Sage Singer bakes bread. It’s therapy for her, in addition to the grief support group she attends after losing her mother in a car crash. One day she befriends Josef Weber, a fellow support group goer and an elderly man who is a cherished member of their small town community. Sage soon realizes that Josef doesn’t just want her bread: he wants her to kill him. She learns that Josef has committed a terrible crime against humanity and that someone in her own family has suffered at the hands of the Nazis. With this connection in mind Sage struggles to make the right choice. Is it her to duty to deliver him from his wicked past, or would she bringing herself down to his level by doing so? Why is it so hard to find out what’s right, when faced with someone who’s done so much wrong?
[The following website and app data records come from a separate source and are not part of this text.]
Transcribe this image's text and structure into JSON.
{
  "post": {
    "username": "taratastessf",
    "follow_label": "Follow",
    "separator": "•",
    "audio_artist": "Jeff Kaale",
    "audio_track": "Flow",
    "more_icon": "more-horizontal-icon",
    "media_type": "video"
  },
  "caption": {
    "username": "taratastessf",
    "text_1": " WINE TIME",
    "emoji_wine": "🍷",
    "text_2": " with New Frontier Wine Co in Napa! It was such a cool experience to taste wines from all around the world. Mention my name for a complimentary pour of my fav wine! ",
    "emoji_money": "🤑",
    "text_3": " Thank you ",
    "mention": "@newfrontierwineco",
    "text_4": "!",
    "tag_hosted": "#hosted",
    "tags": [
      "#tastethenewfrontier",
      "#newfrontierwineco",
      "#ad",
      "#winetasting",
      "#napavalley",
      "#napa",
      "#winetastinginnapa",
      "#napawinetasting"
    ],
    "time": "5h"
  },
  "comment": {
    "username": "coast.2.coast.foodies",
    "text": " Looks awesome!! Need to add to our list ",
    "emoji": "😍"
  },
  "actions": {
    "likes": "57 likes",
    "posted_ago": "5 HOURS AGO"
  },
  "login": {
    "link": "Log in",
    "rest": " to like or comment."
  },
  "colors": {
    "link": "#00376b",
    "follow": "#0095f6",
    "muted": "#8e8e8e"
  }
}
Jodi Picoult is a master storyteller. For me, the most salient part of The Storyteller was when Minka, Sage’s grandmother, shared her story about surviving Auschwitz and the other horrors she endured during the Holocaust. Picoult’s writing is so welcoming, beautiful, and piercing that you feel your heart break into another piece every time you flip a page. There’s no doubt that what happened to the Jews was horrifying and a testament to the monstrous side of mankind, but when you read Picoult’s work, you don’t just think “wow, this is horrible” – you feel it, and you remember it, and you resolve that such crimes should never be allowed to happen again.
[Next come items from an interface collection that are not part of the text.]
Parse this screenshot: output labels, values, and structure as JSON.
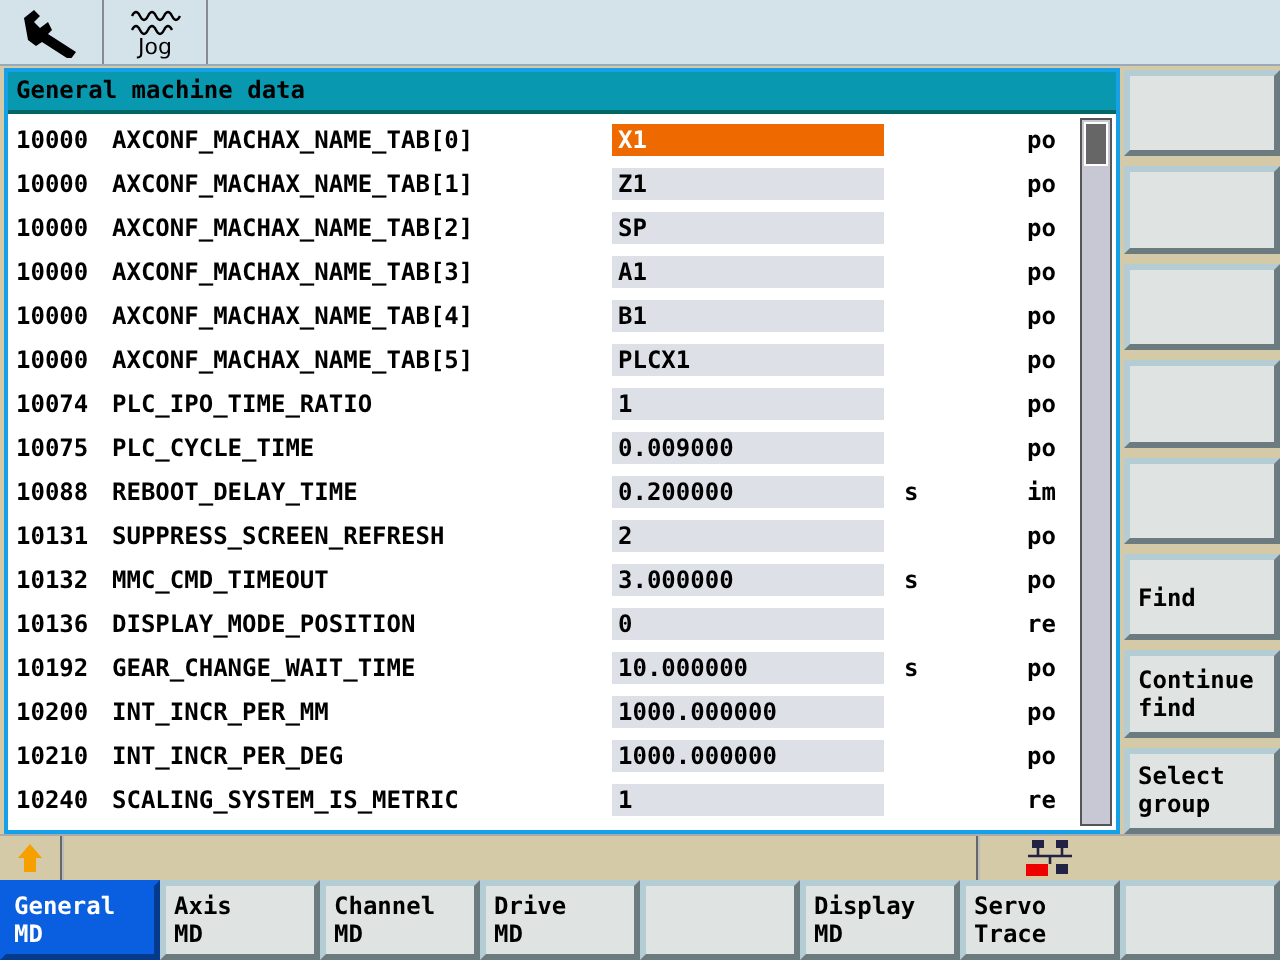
{
  "top_bar": {
    "buttons": [
      {
        "kind": "wrench"
      },
      {
        "kind": "jog",
        "label": "Jog"
      }
    ]
  },
  "panel": {
    "title": "General machine data",
    "rows": [
      {
        "number": "10000",
        "name": "AXCONF_MACHAX_NAME_TAB[0]",
        "value": "X1",
        "unit": "",
        "type": "po",
        "selected": true
      },
      {
        "number": "10000",
        "name": "AXCONF_MACHAX_NAME_TAB[1]",
        "value": "Z1",
        "unit": "",
        "type": "po",
        "selected": false
      },
      {
        "number": "10000",
        "name": "AXCONF_MACHAX_NAME_TAB[2]",
        "value": "SP",
        "unit": "",
        "type": "po",
        "selected": false
      },
      {
        "number": "10000",
        "name": "AXCONF_MACHAX_NAME_TAB[3]",
        "value": "A1",
        "unit": "",
        "type": "po",
        "selected": false
      },
      {
        "number": "10000",
        "name": "AXCONF_MACHAX_NAME_TAB[4]",
        "value": "B1",
        "unit": "",
        "type": "po",
        "selected": false
      },
      {
        "number": "10000",
        "name": "AXCONF_MACHAX_NAME_TAB[5]",
        "value": "PLCX1",
        "unit": "",
        "type": "po",
        "selected": false
      },
      {
        "number": "10074",
        "name": "PLC_IPO_TIME_RATIO",
        "value": "1",
        "unit": "",
        "type": "po",
        "selected": false
      },
      {
        "number": "10075",
        "name": "PLC_CYCLE_TIME",
        "value": "0.009000",
        "unit": "",
        "type": "po",
        "selected": false
      },
      {
        "number": "10088",
        "name": "REBOOT_DELAY_TIME",
        "value": "0.200000",
        "unit": "s",
        "type": "im",
        "selected": false
      },
      {
        "number": "10131",
        "name": "SUPPRESS_SCREEN_REFRESH",
        "value": "2",
        "unit": "",
        "type": "po",
        "selected": false
      },
      {
        "number": "10132",
        "name": "MMC_CMD_TIMEOUT",
        "value": "3.000000",
        "unit": "s",
        "type": "po",
        "selected": false
      },
      {
        "number": "10136",
        "name": "DISPLAY_MODE_POSITION",
        "value": "0",
        "unit": "",
        "type": "re",
        "selected": false
      },
      {
        "number": "10192",
        "name": "GEAR_CHANGE_WAIT_TIME",
        "value": "10.000000",
        "unit": "s",
        "type": "po",
        "selected": false
      },
      {
        "number": "10200",
        "name": "INT_INCR_PER_MM",
        "value": "1000.000000",
        "unit": "",
        "type": "po",
        "selected": false
      },
      {
        "number": "10210",
        "name": "INT_INCR_PER_DEG",
        "value": "1000.000000",
        "unit": "",
        "type": "po",
        "selected": false
      },
      {
        "number": "10240",
        "name": "SCALING_SYSTEM_IS_METRIC",
        "value": "1",
        "unit": "",
        "type": "re",
        "selected": false
      }
    ]
  },
  "side_softkeys": [
    {
      "kind": "blank"
    },
    {
      "kind": "blank"
    },
    {
      "kind": "blank"
    },
    {
      "kind": "blank"
    },
    {
      "kind": "blank"
    },
    {
      "kind": "text",
      "label": "Find"
    },
    {
      "kind": "text",
      "label": "Continue\nfind"
    },
    {
      "kind": "text",
      "label": "Select\ngroup"
    }
  ],
  "bottom_softkeys": [
    {
      "label": "General\nMD",
      "selected": true
    },
    {
      "label": "Axis\nMD",
      "selected": false
    },
    {
      "label": "Channel\nMD",
      "selected": false
    },
    {
      "label": "Drive\nMD",
      "selected": false
    },
    {
      "selected": false
    },
    {
      "label": "Display\nMD",
      "selected": false
    },
    {
      "label": "Servo\nTrace",
      "selected": false
    },
    {
      "selected": false
    }
  ]
}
I feel like a lot of the criticism Picoult receives from the literary community stems from the argument that she takes controversial topics and uses repetitive plot structures to exploit them and sell bestsellers. I also feel that The Storyteller is the perfect book to counter that argument, because even though Picoult does use a somewhat similar formula in her novels (family issues, court cases, etc.) she is in no way exploitative, especially with this book. Like she does in her other novels, in The Storyteller she takes difficult topics like forgiveness, trauma, and justice, and makes you feel every blow through her three-dimensional characters. From Sage’s scar-induced reticence to Josef’s incisive inner turmoil, I rode a gamut of emotions expansive enough to cover an ocean.
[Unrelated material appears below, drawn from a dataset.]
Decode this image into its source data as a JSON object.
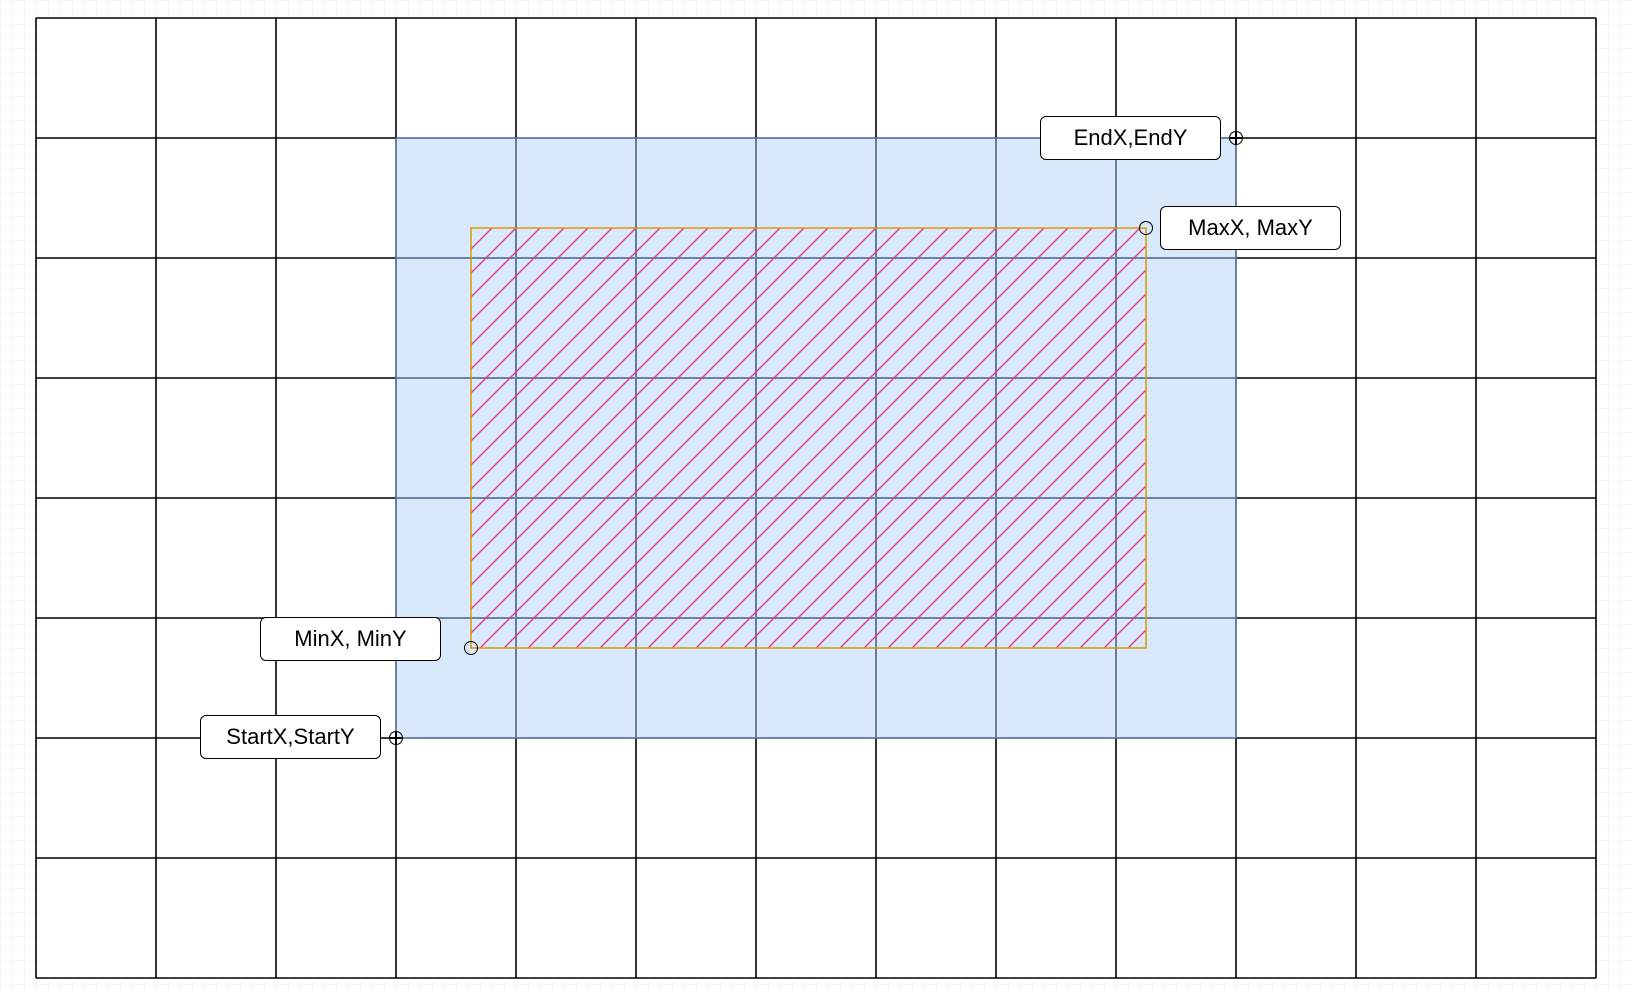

The Storyteller is Picoult at her prime. She puts a human face on the Holocaust, a tragic, beastly, and horrendous event. She deftly delves into the human psyche and makes you think about what it means to be a survivor, a storyteller, a human.